RBC Heritage

Harbour Town Golf Links

Think young

Justin Leonard: My best advice for older golfers—and 1 thing I'd do differently

January 25, 2023

The beauty of golf is that it's a game enjoyed over the course of a lifetime. As your body changes, and develops, so does the way you play it. Things that may have worked for you in the past may not anymore. The game presents a constant process of self-discovery and reinvention.

Back in 1999, Golf Digest attacked this issue head on. In the March edition of its magazine (which you can read in full in our archive right here), we gathered five of our Playing Editors at the time, each in a different decade of their life.

Justin Leonard, then a sprightly 26 year-old fresh off his victory at the 1997 Open Championship, represented the 20s crowd. Playing Editors Davis Love III, Nick Price, Johnny Miller, Gary Player and Sam Snead represented the 30s, 40s, 50s, 60s and 70+ crowd, respectively.

24 years later, we called up Justin Leonard—now a 50 year-old reinvigorated by the competition on the PGA Tour Champions—and asked him to look back on his advice for older golfers then, and what he's learned since...

1 thing he'd have done differently

In the article, Leonard's advice for golfers in his 20s was to practice their short game, which actually made a lot of sense.

"You're at your physical peak, but don't lose sight of the long term" he wrote. "As you get older, you won't be able to hit the ball as far. You're going to need to lean more on your short game...now is the time to hone those skills."


Looking back, Leonard says his mindset was a reflection of the time. Speed training was non-existent at the top level, and working on your short game was seen as the key driver to success. And besides, it's never a bad thing, he says. But knowing what he knows know about the importance of driving distance, he says he would've offered some different advice.

"Looking back, I would probably say, look, get out ahead of this a little bit and find some ways to hit the ball a little further and a little higher,'" he says. "Every extra five or 10 yards helps down the road."

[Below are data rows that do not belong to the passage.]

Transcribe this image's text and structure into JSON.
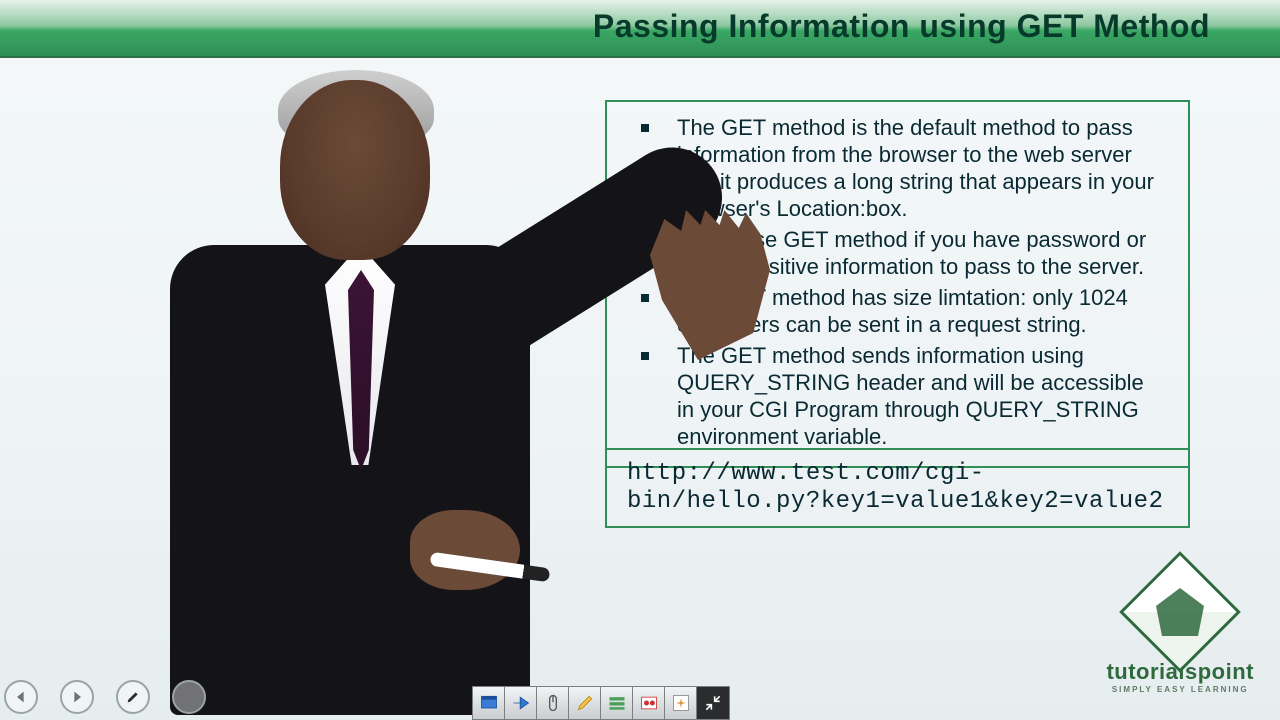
{
  "header": {
    "title": "Passing Information using GET Method"
  },
  "bullets": [
    "The GET method is the default method to pass information from the browser to the web server and it produces a long string that appears in your browser's Location:box.",
    "Never use GET method if you have password or other sensitive information to pass to the server.",
    "The GET method has size limtation: only 1024 characters can be sent in a request string.",
    "The GET method sends information using QUERY_STRING header and will be accessible in your CGI Program through QUERY_STRING environment variable."
  ],
  "code": {
    "line1": "http://www.test.com/cgi-",
    "line2": "bin/hello.py?key1=value1&key2=value2"
  },
  "logo": {
    "brand": "tutorialspoint",
    "tagline": "SIMPLY EASY LEARNING"
  }
}
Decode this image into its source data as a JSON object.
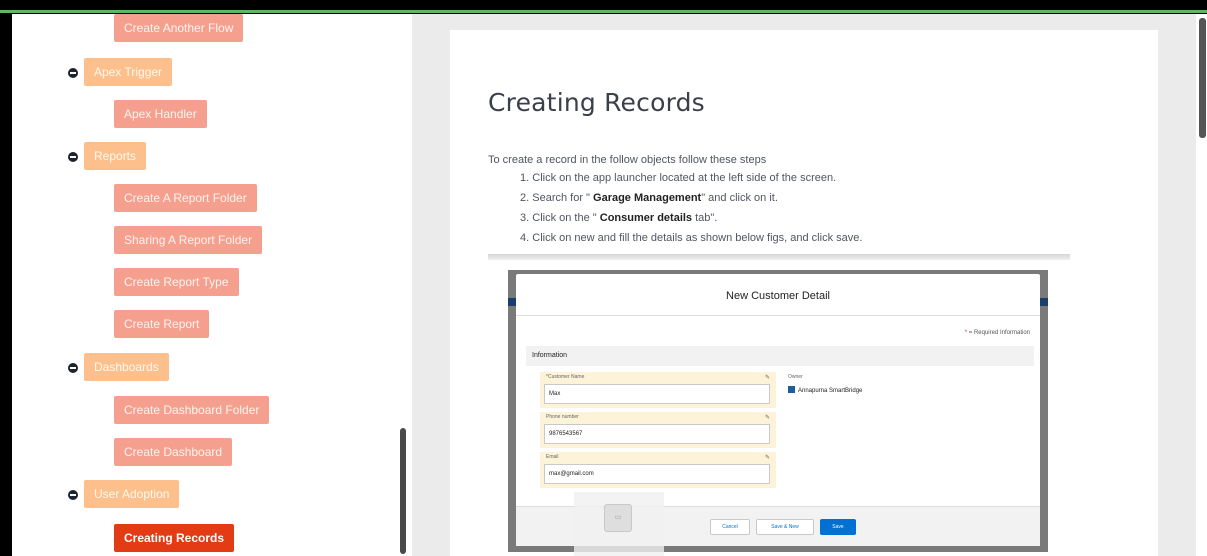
{
  "sidebar": {
    "items": [
      {
        "label": "Create Another Flow",
        "level": 2
      },
      {
        "label": "Apex Trigger",
        "level": 1
      },
      {
        "label": "Apex Handler",
        "level": 2
      },
      {
        "label": "Reports",
        "level": 1
      },
      {
        "label": "Create A Report Folder",
        "level": 2
      },
      {
        "label": "Sharing A Report Folder",
        "level": 2
      },
      {
        "label": "Create Report Type",
        "level": 2
      },
      {
        "label": "Create Report",
        "level": 2
      },
      {
        "label": "Dashboards",
        "level": 1
      },
      {
        "label": "Create Dashboard Folder",
        "level": 2
      },
      {
        "label": "Create Dashboard",
        "level": 2
      },
      {
        "label": "User Adoption",
        "level": 1
      },
      {
        "label": "Creating Records",
        "level": 2,
        "active": true
      }
    ]
  },
  "content": {
    "title": "Creating Records",
    "intro": "To create a record in the follow objects follow these steps",
    "steps": [
      {
        "num": "1.",
        "pre": "Click on the app launcher located at the left side of the screen.",
        "bold": "",
        "post": ""
      },
      {
        "num": "2.",
        "pre": "Search for \" ",
        "bold": "Garage Management",
        "post": "\" and click on it."
      },
      {
        "num": "3.",
        "pre": "Click on the \" ",
        "bold": "Consumer details ",
        "post": "tab\"."
      },
      {
        "num": "4.",
        "pre": "Click on new and fill the details as shown below figs, and click save.",
        "bold": "",
        "post": ""
      }
    ]
  },
  "figure": {
    "modal_title": "New Customer Detail",
    "required_note": "= Required Information",
    "section": "Information",
    "fields": [
      {
        "label": "Customer Name",
        "required": true,
        "value": "Max"
      },
      {
        "label": "Phone number",
        "required": false,
        "value": "9876543567"
      },
      {
        "label": "Email",
        "required": false,
        "value": "max@gmail.com"
      }
    ],
    "owner_label": "Owner",
    "owner_value": "Annapurna SmartBridge",
    "buttons": {
      "cancel": "Cancel",
      "save_new": "Save & New",
      "save": "Save"
    }
  },
  "colors": {
    "accent_top": "#5fb86a",
    "pill_level1": "#fdc08c",
    "pill_level2": "#f5a08f",
    "pill_active": "#e33b14"
  }
}
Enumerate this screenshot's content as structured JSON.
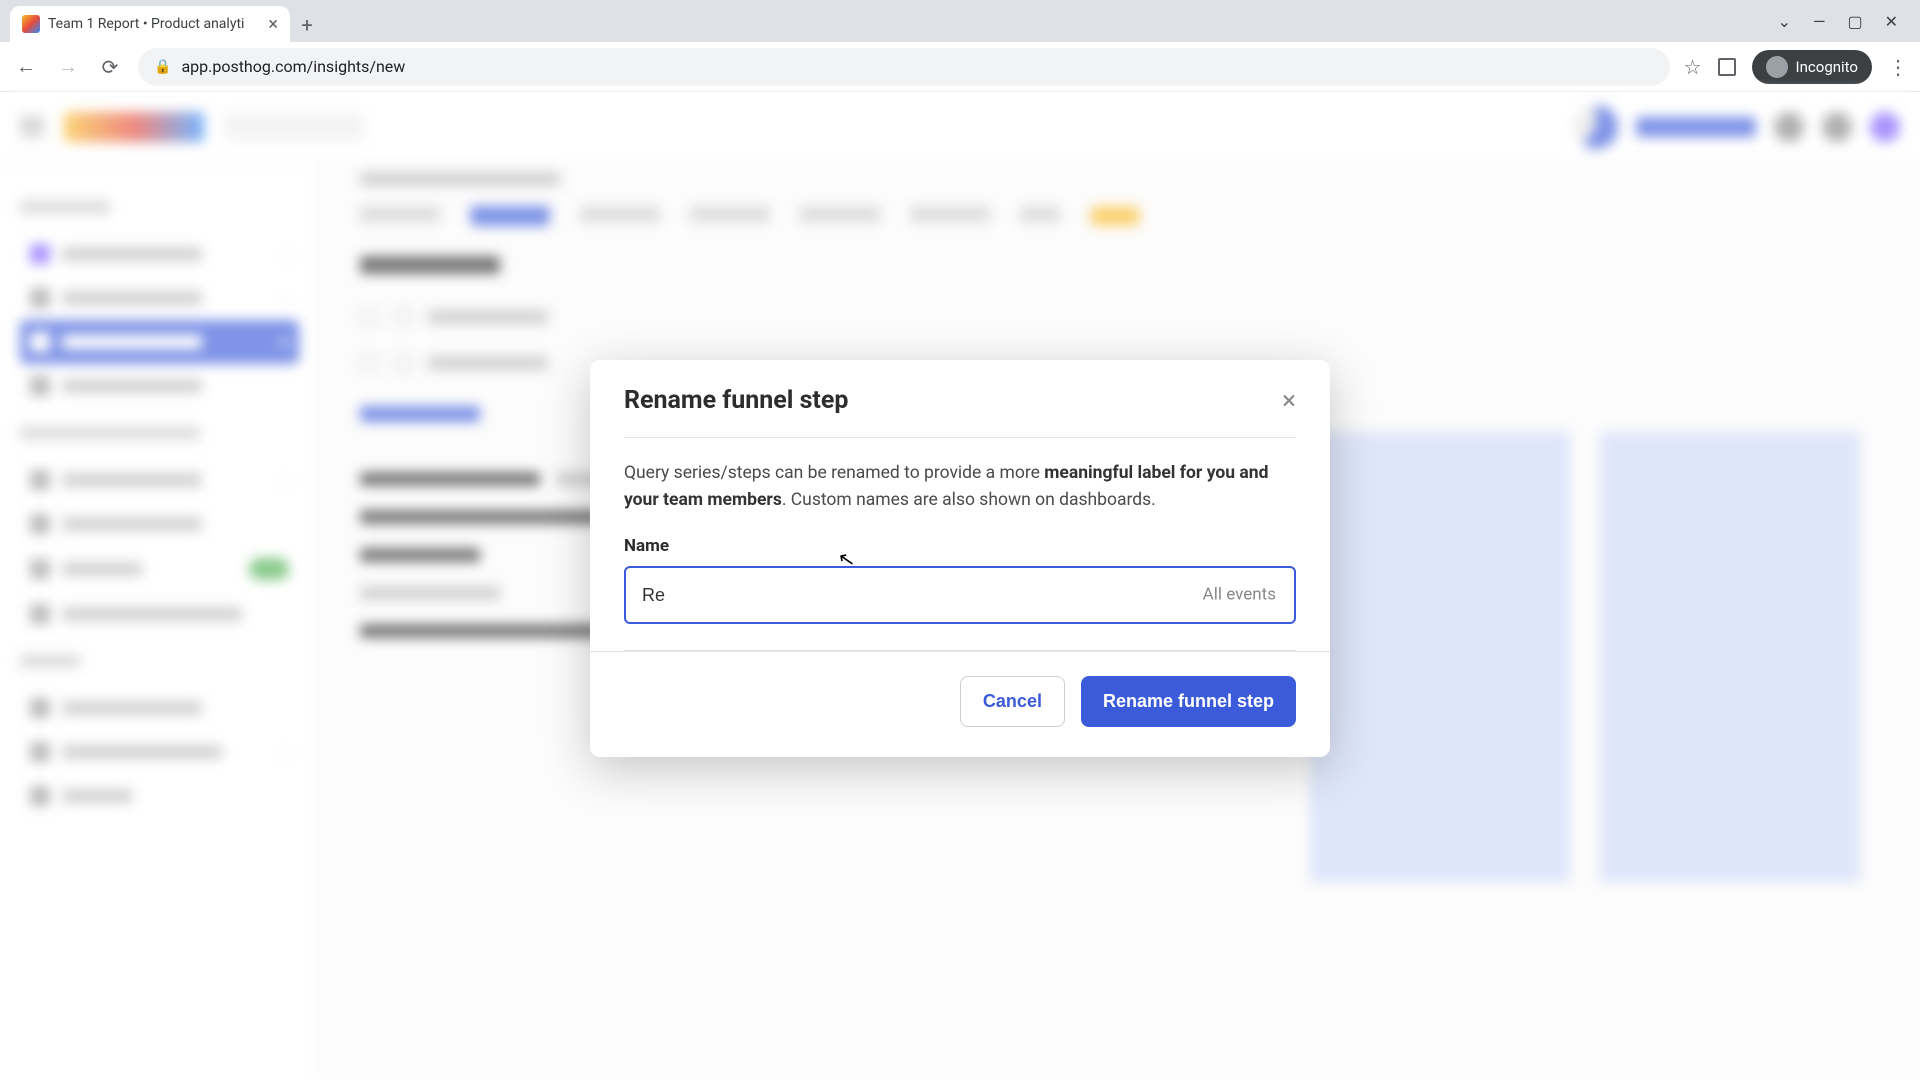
{
  "browser": {
    "tab_title": "Team 1 Report • Product analyti",
    "url": "app.posthog.com/insights/new",
    "incognito_label": "Incognito"
  },
  "modal": {
    "title": "Rename funnel step",
    "desc_pre": "Query series/steps can be renamed to provide a more ",
    "desc_bold": "meaningful label for you and your team members",
    "desc_post": ". Custom names are also shown on dashboards.",
    "field_label": "Name",
    "input_value": "Re",
    "input_placeholder": "All events",
    "cancel_label": "Cancel",
    "submit_label": "Rename funnel step"
  }
}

Injury prevention becomes more of a central concern as you get older, Leonard goes onto say, which is why it's important to run up the clubhead margins and chase speed when you're younger, and not risk your health as an older golfer.

"If speed training was around 15 years ago, I would've done it," he says. "As you get older, you learn that not everybody's body is built for speed training, and I'm not going to test it now."

1 piece of advice for older golfers now

As for what Leonard's advice to his fellow older golfers is now, he says to build an exercise routine that involves lots of cardio, and other active sports. He said he learned the importance of this when golf took a backseat in his late 40s, he moved to Colorado, and spent most of his free time learning other sports.

"My body changed quite a bit living in Colorado," he says. "I was hiking, skiing, biking; a lot of different things. I wasn't doing so many golf-specific exercises. I wasn't lifting weights very often. But my body changed in good ways."


Andy Lyons

Leonard was effectively improving his golf fitness not by hitting the weightroom, but by cross training. When he began revving up in preparation for his PGA Tour Champions career, he didn't just feel better. He was a better athlete than he was, with a strong lower body and core that helped him gain some pain-free distance.

"I've always been a lead heel down for stability, for example. Lifting it just never felt comfortable to me," he says. "I know some guys can get more hip turn that way, but I don't have to worry about trying to change that part of my swing now. I've gained some distance just by having more lower body strength and mobility."

Once again, you can check out that article and more in our Golf Digest archive right here.